Now that global competition is a major force influencing the movement of industries among countries and the compensation of employees in many industries, many pension promises made long ago are simply unrealizable.
Some of the solutions being advocated by panicked governments are seen by AFSCME as extreme. To wit, from the Journal piece,
"Proposals pending elsewhere would move new public employees to a 401(k) plan. Some state lawmakers believe they would save money with a 401(k), which requires employees to pay a higher percentage of the contribution rate than they do under defined-benefit plans, said Alicia Munnell, director of the Center for Retirement Research at Boston College.
Municipal unions said they would oppose such a shift, and note that such efforts have failed in the past, including four years ago in California. "It's not a program that is attractive to state employees," said Richard Ferlauto, director of corporate governance at the American Federation of State, County and Municipal Employees. "It's doesn't work because you wouldn't be able to hire people."
But soaring pension costs are emboldening critics of public plans. They said local governments cannot afford to pay what are often perceived as generous benefits to government employees when the 401(k) plans held by others have shrunk, and as taxpayers already are looking at higher taxes and fewer services.
The pain is about to start in Wisconsin. The state has an unusual policy of adjusting the amount of benefits paid based on the pension fund's performance. Now, for the first time in 25 years, the majority of retirees will receive a benefit reduction.
Some states may decide it is easier to cut public employee benefits than it is to raise taxes, especially during hard economic times. In the Virginia General Assembly, a bill would freeze the current pension plan starting in July and replace it with a 401(k) plan for all future hires.
A state senator in Pennsylvania introduced a similar bill in 2007, and it went nowhere. But this year it is attracting attention.
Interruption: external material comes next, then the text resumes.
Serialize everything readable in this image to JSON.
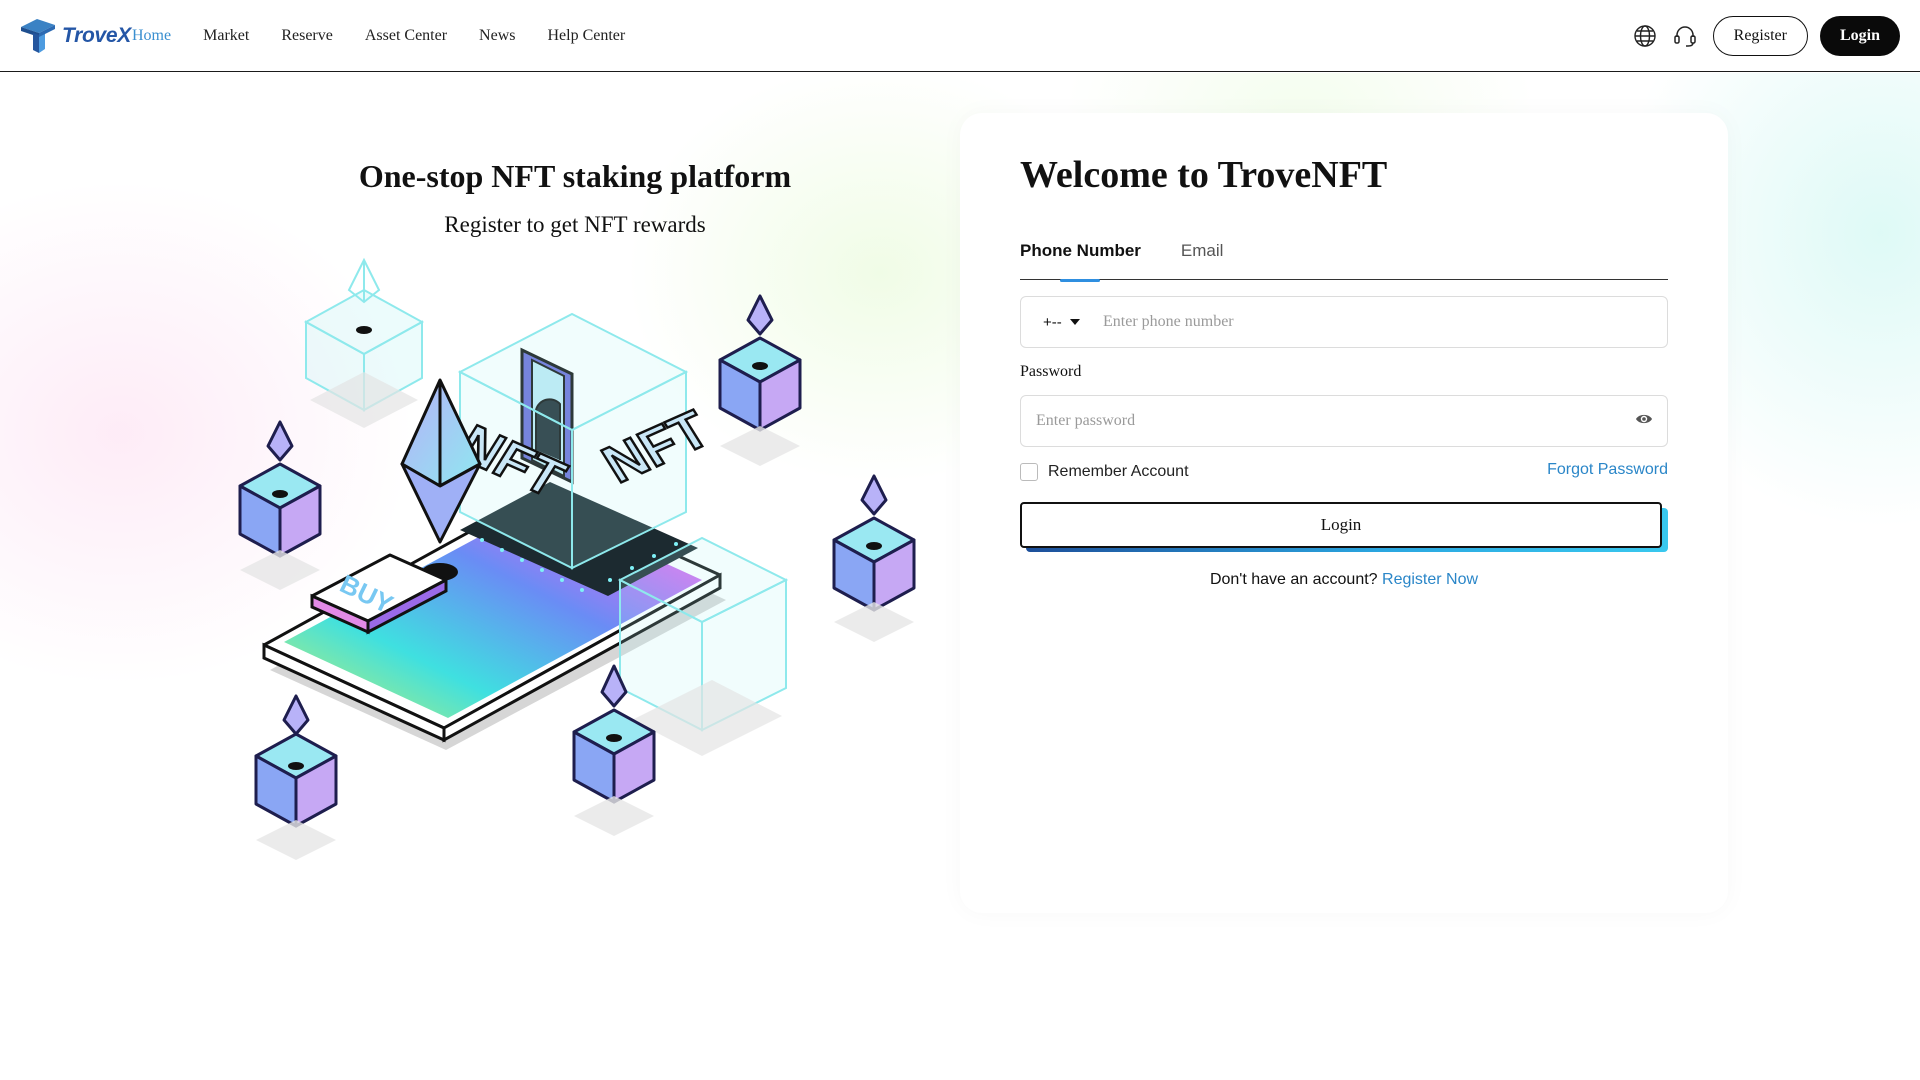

If employer contribution rates in Pennsylvania jump as high as 28%, "the pension system is just not manageable," said Pat Browne, the Republican state senator who sponsored the bill. He said he expects it to be voted on this year.
"We need to get it passed quickly if we are to phase out the existing plan in time to make an impact.""
As long ago as the summer of 2006, my father, then residing in Illinois, told me that the state was already effectively bankrupt, if you put its total pension-related obligations up against the state's earning power for the foreseeable future.
My partner and I have debated for months what the implication of a California or Illinois bankruptcy would be. What happens when citizens leave a state in droves, while the state's obligations remain?
In one of the larger unintended consequences of federal mortgage policy mistakes of the past decade, the looming pension shortfalls at the state, county and municipal levels across America are going to pit voters against government employees.
Why should AFSCME members remain unaffected, while their private-sector union brethren have taken haircuts, both in and out of bankruptcy? They won't.
Do you think government union members will seriously risk striking, only to see their jobs given to new applicants during this recession, as state and local legislators move to either file bankruptcy and tear up the old contracts and pensions, or simply hire new replacements on the condition that they accept 401Ks in lieu of defined benefit pension plans?
That's really the rub, isn't it? With most of the US workforce losing defined benefit pensions, why should a select, privileged few enjoy such perks, amidst a nationwide asset-value meltdown?
Look for a struggle between state and local governments and AFSCME of epic proportions, beginning.....now.